Proving the Power of the Internet
“Musings of a Pig Farmer”
by Larry Sailer
This past week has been a whirlwind of activity. Not only am I trying to get my crops harvested, but I’ve been swamped with calls from the media for interviews. In just two days’ time, I received calls from Reuter’s, Fox News Network and a network from Japan! This is on top of the Franklin County’s Harvest Tour 2012 for bloggers.
These media inquiries really took me by surprise and served as a real eye opener to me about the power of the Internet. A hog farmer — in the middle of farm country in North Central Iowa — is not someone or someplace that comes readily to mind as the center of media attention. Through Google and interviews and blogs, however, it’s not possible to hide on the farm any more.
When I set out to share the story of farming and to listen to what people removed from the farm were concerned about, I didn’t really think about how exposed I would become. I have to tell you this farmer would just as soon hide in the hog barn as be in the spotlight. Yet, here I am being featured by national media outlets. Crazy!
The first interview with Reuter’s was pretty painless. We talked on the phone for about 10 minutes, discussing the “Farm Bill”. Pretty easy stuff. I always try to talk about what I know and what affects me here in Iowa. The Farm Bill is such a complicated piece of legislation that I’m not surprised it’s so difficult to reach consensus. Not only is farming and ranching very diverse across this country, but the SNAP program and so many other issues are wrapped up in the same bill. On top of that, Congress is trying to reduce the budget. No wonder the Farm Bill has yet to pass!

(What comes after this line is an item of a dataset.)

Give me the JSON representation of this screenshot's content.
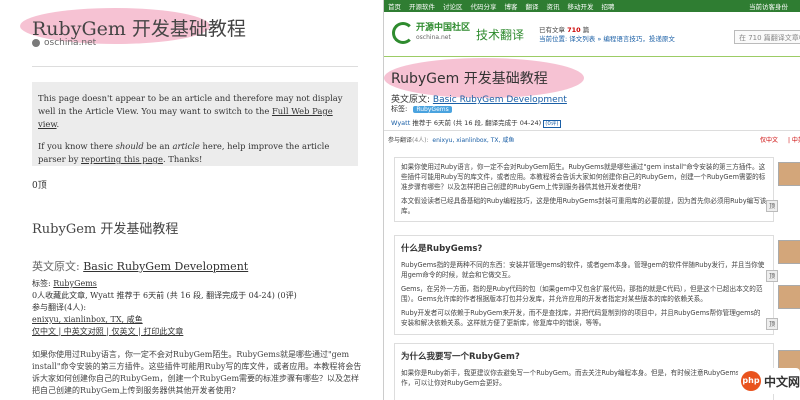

Fox News wanted to talk about the upcoming election and what I think are the most important issues. Now I know they’re going to trim what I say into about 15 or maybe 30 seconds. Believe me, that does not cover my thoughts. I can’t wait to view it this Thursday to see what Fox chose as my sound bite. They did video our soybean harvest to give viewers a farming flavor.
The next video crew was from Japan, and they were on my farm for two full days. This will have to be a whole new blog, which I plan to post in a couple weeks.
I do want to talk about our Franklin County Harvest Bloggers Tour, which is held (1) to showcase our county’s tourism attractions and (2) to help non-farmers understand how their food is raised. This is the second year that I’ve been involved with this event. I’m including pictures shared by Deb Brown. Pictures show the people involved much better than I can describe this tour.
I survived last week and even harvested some crop with the help of my family. Special thanks to my wife, Janice, who kindly made food and ran after me for three days. My son Corey and grandson Devin drove combine plus daughter Charlotte helped make food and brought along more Grandkids, Darin and Carlie, to make my place a little more video friendly.
I can understand why many farmers resist doing this type of sharing because it does take time and effort. Plus, it exposes a very personal part of our lives to the world. But if we want to have a conversation with the people who consume what we produce — and help them understand why we do what we do — then we need to be transparent. We must let them see inside our operations.